Toyota has suspended all 12 of its domestic assembly plants. Many other companies have suspended operations at their factories because of damage or power cuts. This is reverberating around the world because Japan makes so many components for goods assembled outside Japan.
Andrew Palmer, a senior vice president for the Nissan Motor Co., was on the 27th floor of the company's building near Tokyo when the earthquake struck. That afternoon was spent making sure workers were safe.
The next day was spent assessing the challenges the company faced: damaged factories, blocked roads, a lack of electrical power for trains, and a shortage of fuel for cars and trucks. That meant workers couldn't get to their jobs, and parts couldn't be delivered to factories.
Some of Nissan's suppliers faced more daunting obstacles. "Some [were] badly damaged in the earthquake, much closer to the epicenter," Palmer says. "Some of our suppliers are in the exclusion zone around the nuclear plant, so we're not able to get people in, obviously."
Nissan's supply chain, that complex web of parts producers and shippers, had ruptured.
A Huge Challenge
The good news, says Palmer, is that damage to Nissan's factories was limited and 90 percent of its workers can now get to their jobs. He expects all but one of the company's plants will be up and running by the end of this week. But getting the right parts to the right places remains a huge challenge.
"A crisis like this reminds one how complex putting together an automobile is," Palmer says. "It's an incredible logistics exercise and obviously you're pulling together thousands of parts into a single car."
Nissan's competitors, like Toyota and Honda, and electronics producers in the region, including Sony, face the same challenge.
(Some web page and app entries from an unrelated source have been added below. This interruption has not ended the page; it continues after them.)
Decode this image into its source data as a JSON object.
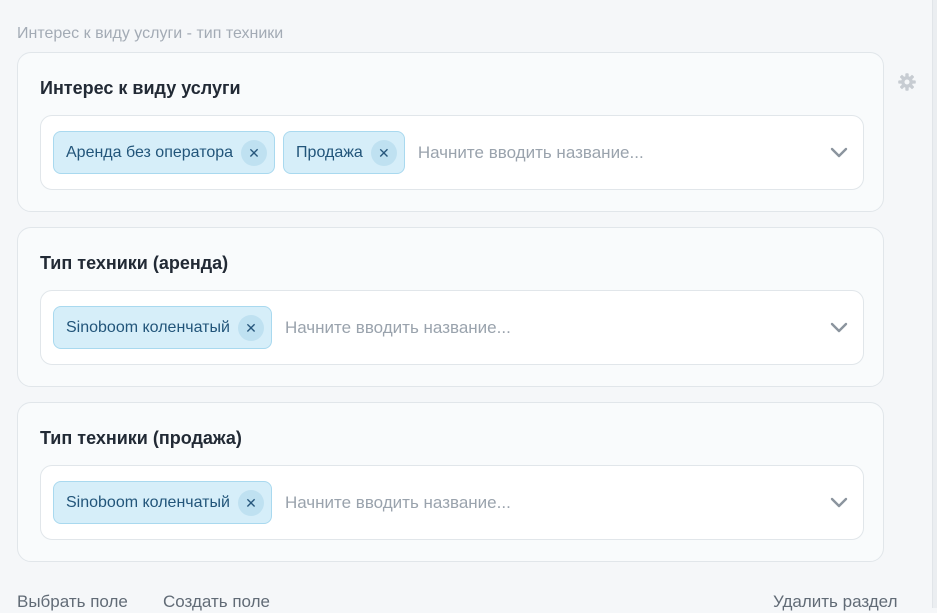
{
  "section": {
    "title": "Интерес к виду услуги - тип техники"
  },
  "fields": [
    {
      "title": "Интерес к виду услуги",
      "chips": [
        "Аренда без оператора",
        "Продажа"
      ],
      "placeholder": "Начните вводить название..."
    },
    {
      "title": "Тип техники (аренда)",
      "chips": [
        "Sinoboom коленчатый"
      ],
      "placeholder": "Начните вводить название..."
    },
    {
      "title": "Тип техники (продажа)",
      "chips": [
        "Sinoboom коленчатый"
      ],
      "placeholder": "Начните вводить название..."
    }
  ],
  "icons": {
    "remove_glyph": "✕",
    "settings": "gear-icon",
    "dropdown": "chevron-down-icon"
  },
  "footer": {
    "choose_field": "Выбрать поле",
    "create_field": "Создать поле",
    "delete_section": "Удалить раздел"
  },
  "colors": {
    "chip_bg": "#d6eef9",
    "chip_border": "#a9d9ef",
    "chip_text": "#22557a",
    "placeholder": "#9aa3ad",
    "section_title": "#a3abb5"
  }
}
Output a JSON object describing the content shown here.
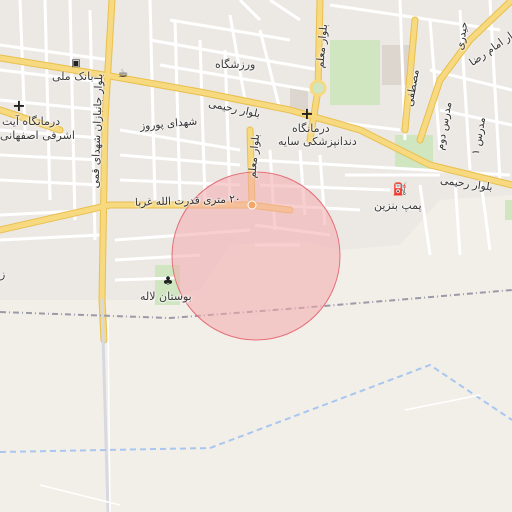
{
  "map": {
    "labels": {
      "bank_melli": "بانک ملی",
      "varzeshgah": "ورزشگاه",
      "blvd_moallem": "بلوار معلم",
      "blvd_emam_reza": "بلوار امام رضا",
      "heydari": "حیدری",
      "clinic_ayat": "درمانگاه آیت",
      "ashrafi_esfahani": "اشرفی اصفهانی",
      "blvd_rahimi_left": "بلوار رحیمی",
      "shahid_poorvar": "شهدای پوروز",
      "clinic_saye_1": "درمانگاه",
      "clinic_saye_2": "دندانپزشکی سایه",
      "mostafa": "مصطفی",
      "modarres": "مدرس دوم",
      "modarres_1": "مدرس ۱",
      "blvd_rahimi_right": "بلوار رحیمی",
      "blvd_janbazan": "بلوار جانبازان شهدای قمی",
      "moallem_2": "بلوار معلم",
      "qodratollah": "۲۰ متری قدرت الله غربا",
      "gas_station": "پمپ بنزین",
      "boostan_laleh": "بوستان لاله",
      "edge_z": "ز"
    },
    "icons": {
      "bank": "bank-icon",
      "cafe": "cafe-icon",
      "hospital": "hospital-cross-icon",
      "fuel": "fuel-pump-icon",
      "park": "tree-icon",
      "roundabout": "roundabout-icon"
    },
    "colors": {
      "background": "#f2efe9",
      "primary_road": "#f7d980",
      "primary_road_casing": "#e9bf4e",
      "residential": "#ffffff",
      "green": "#cfe6c0",
      "building": "#d9d0c9",
      "boundary": "#9b9aa6",
      "waterway": "#a9c6f0",
      "radius_fill": "#f4a9ad",
      "radius_stroke": "#e5707a"
    }
  }
}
It's also one of the biggest tests ever for "just in time" manufacturing — the practice of having parts delivered just when they're needed, instead of carrying large, costly inventories at assembly plants.
Scouring For Parts
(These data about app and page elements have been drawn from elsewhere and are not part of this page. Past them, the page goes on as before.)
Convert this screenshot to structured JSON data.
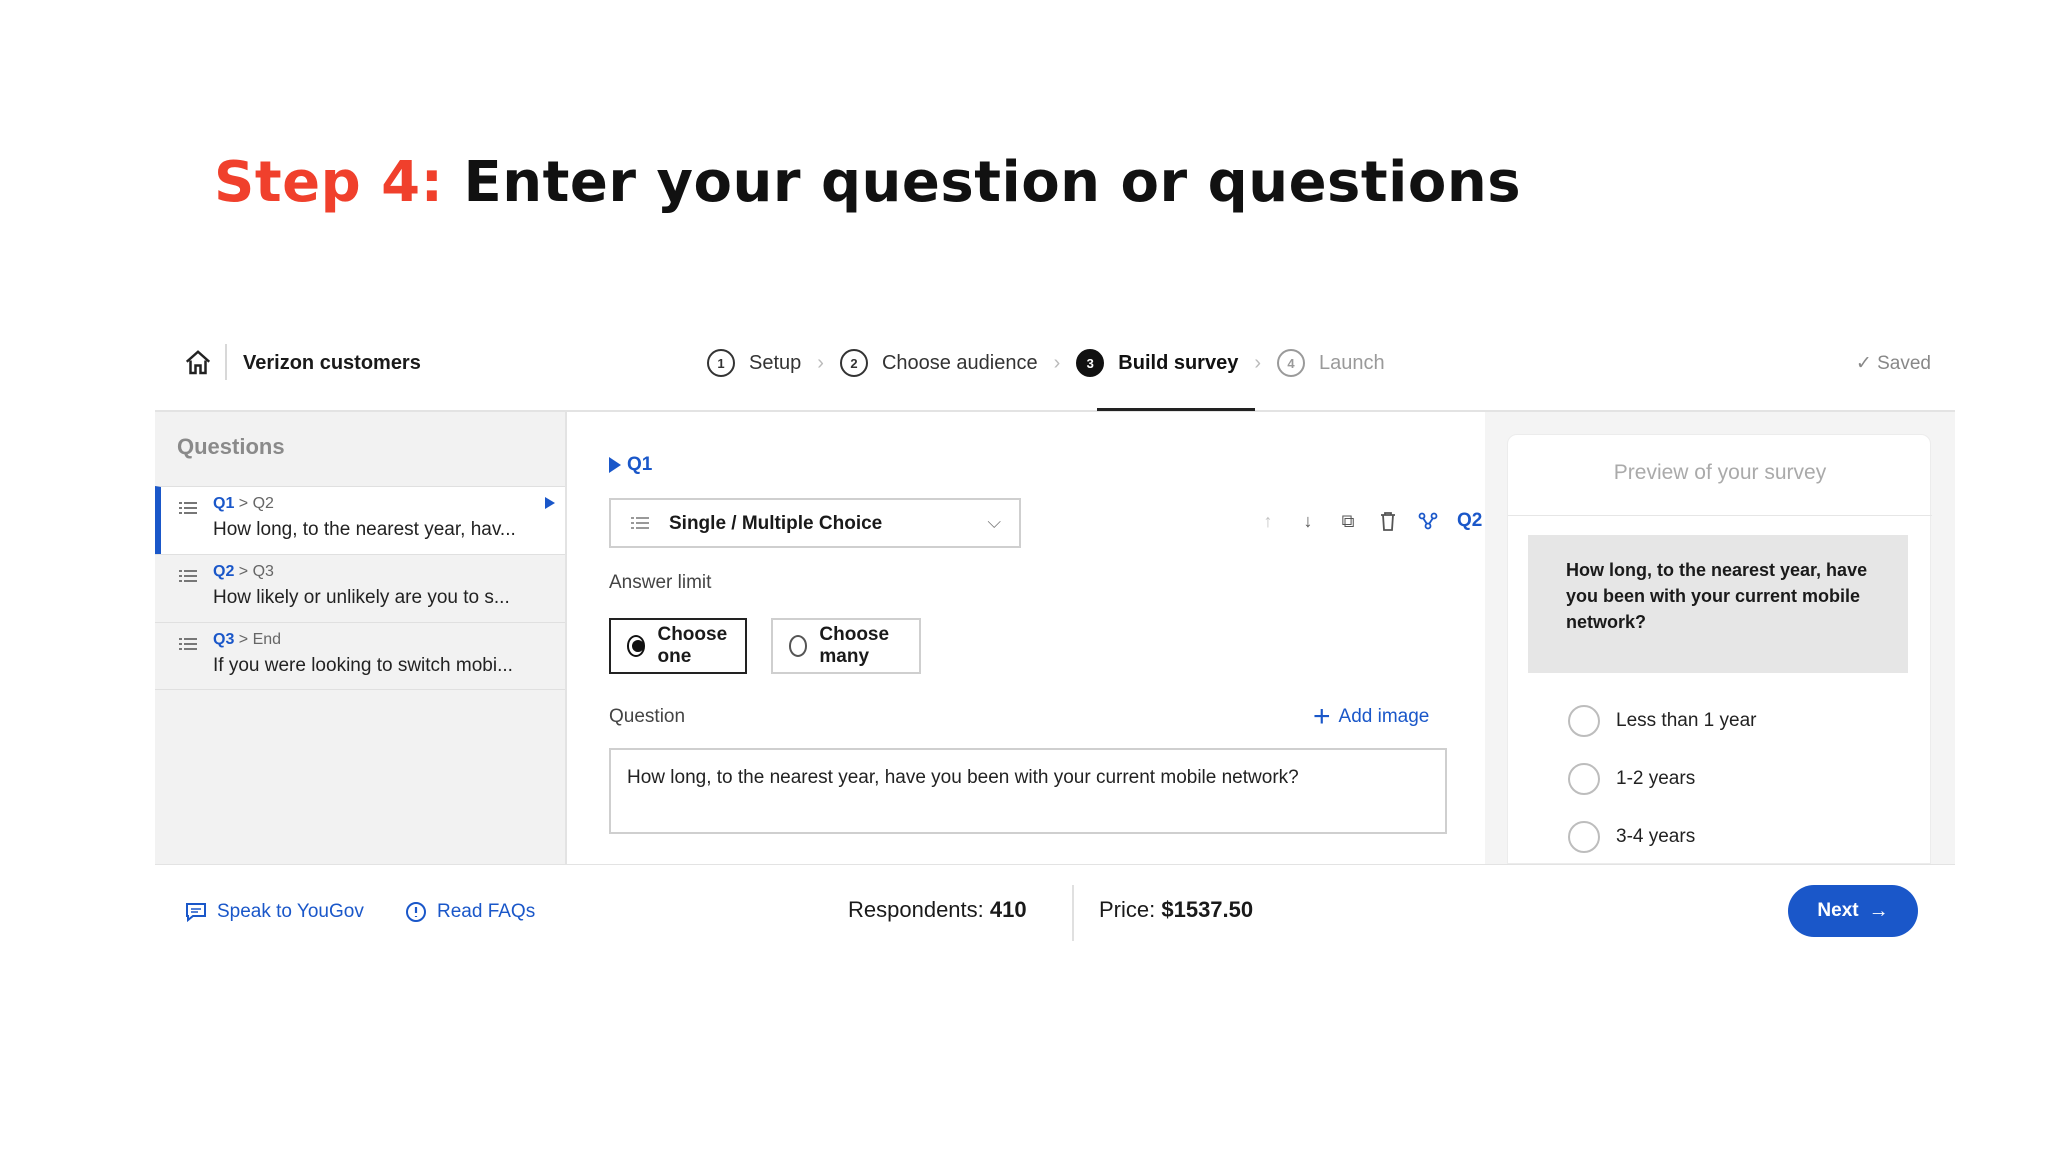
{
  "headline": {
    "step": "Step 4:",
    "text": "Enter your question or questions"
  },
  "topbar": {
    "project": "Verizon customers",
    "steps": [
      {
        "num": "1",
        "label": "Setup"
      },
      {
        "num": "2",
        "label": "Choose audience"
      },
      {
        "num": "3",
        "label": "Build survey"
      },
      {
        "num": "4",
        "label": "Launch"
      }
    ],
    "saved": "✓ Saved"
  },
  "sidebar": {
    "title": "Questions",
    "items": [
      {
        "id": "Q1",
        "next": "> Q2",
        "text": "How long, to the nearest year, hav..."
      },
      {
        "id": "Q2",
        "next": "> Q3",
        "text": "How likely or unlikely are you to s..."
      },
      {
        "id": "Q3",
        "next": "> End",
        "text": "If you were looking to switch mobi..."
      }
    ]
  },
  "editor": {
    "qid": "Q1",
    "type": "Single / Multiple Choice",
    "next_link": "Q2",
    "answer_limit_label": "Answer limit",
    "choose_one": "Choose one",
    "choose_many": "Choose many",
    "question_label": "Question",
    "add_image": "Add image",
    "question_text": "How long, to the nearest year, have you been with your current mobile network?"
  },
  "preview": {
    "title": "Preview of your survey",
    "question": "How long, to the nearest year, have you been with your current mobile network?",
    "options": [
      "Less than 1 year",
      "1-2 years",
      "3-4 years"
    ]
  },
  "footer": {
    "speak": "Speak to YouGov",
    "faqs": "Read FAQs",
    "respondents_label": "Respondents: ",
    "respondents": "410",
    "price_label": "Price: ",
    "price": "$1537.50",
    "next": "Next"
  },
  "colors": {
    "accent": "#1a57c9",
    "step": "#f0402c"
  }
}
Right now manufacturers are scrambling to get the components they need. Palmer says for Nissan that means, first, helping its suppliers in the region get up and running. Second, the company is scouring its overseas facilities for the parts.
"Of course, there is a third case, which we haven't had to resort to yet, which is temporary resourcing," he says.
And there's another strategy: building the car you can with the parts you have on hand. But that means some customers might not be able to get the trim level or feature that they want.
It's a bit like "taking a car off the lot rather than building it to order, which is still a large part of our production anyway," Palmer says.
Will Automakers Move Out Of Japan?
The risk for Japanese carmakers is that consumers will find an American or European manufacturer who can give them the features they want. And that may mean companies in Japan will have to take drastic action to compete.
"In the short run it may accelerate many companies' move from Japan" to other countries, says Naoyuki Yoshino, director of the government of Japan's Financial Resource Center and a professor at Keio University. He says physical damage to supply chains may not be the only catalyst for moving. The strong yen is also making it hard for Japanese companies to compete.
"And even the small and medium size companies [want] to move, so that is a very serious problem for the Japanese economy," Yoshino says.
The most likely areas of relocation? China and Southeast Asia.
Palmer says Nissan isn't planning a move. But he says there are lessons it will learn from this disaster. Foremost, a reminder of the importance of having common parts for cars built in different regions.
"The car that's made, let's say, in the U.S., has parts which are interchangeable with cars made in Japan," Palmer says. "I think this crisis has reinforced that need."
But Palmer says Nissan will not abandon the just-in-time model of manufacturing pioneered in Japan. He says with profit margins on vehicles paper-thin, carmakers can't afford the luxury of big parts inventories.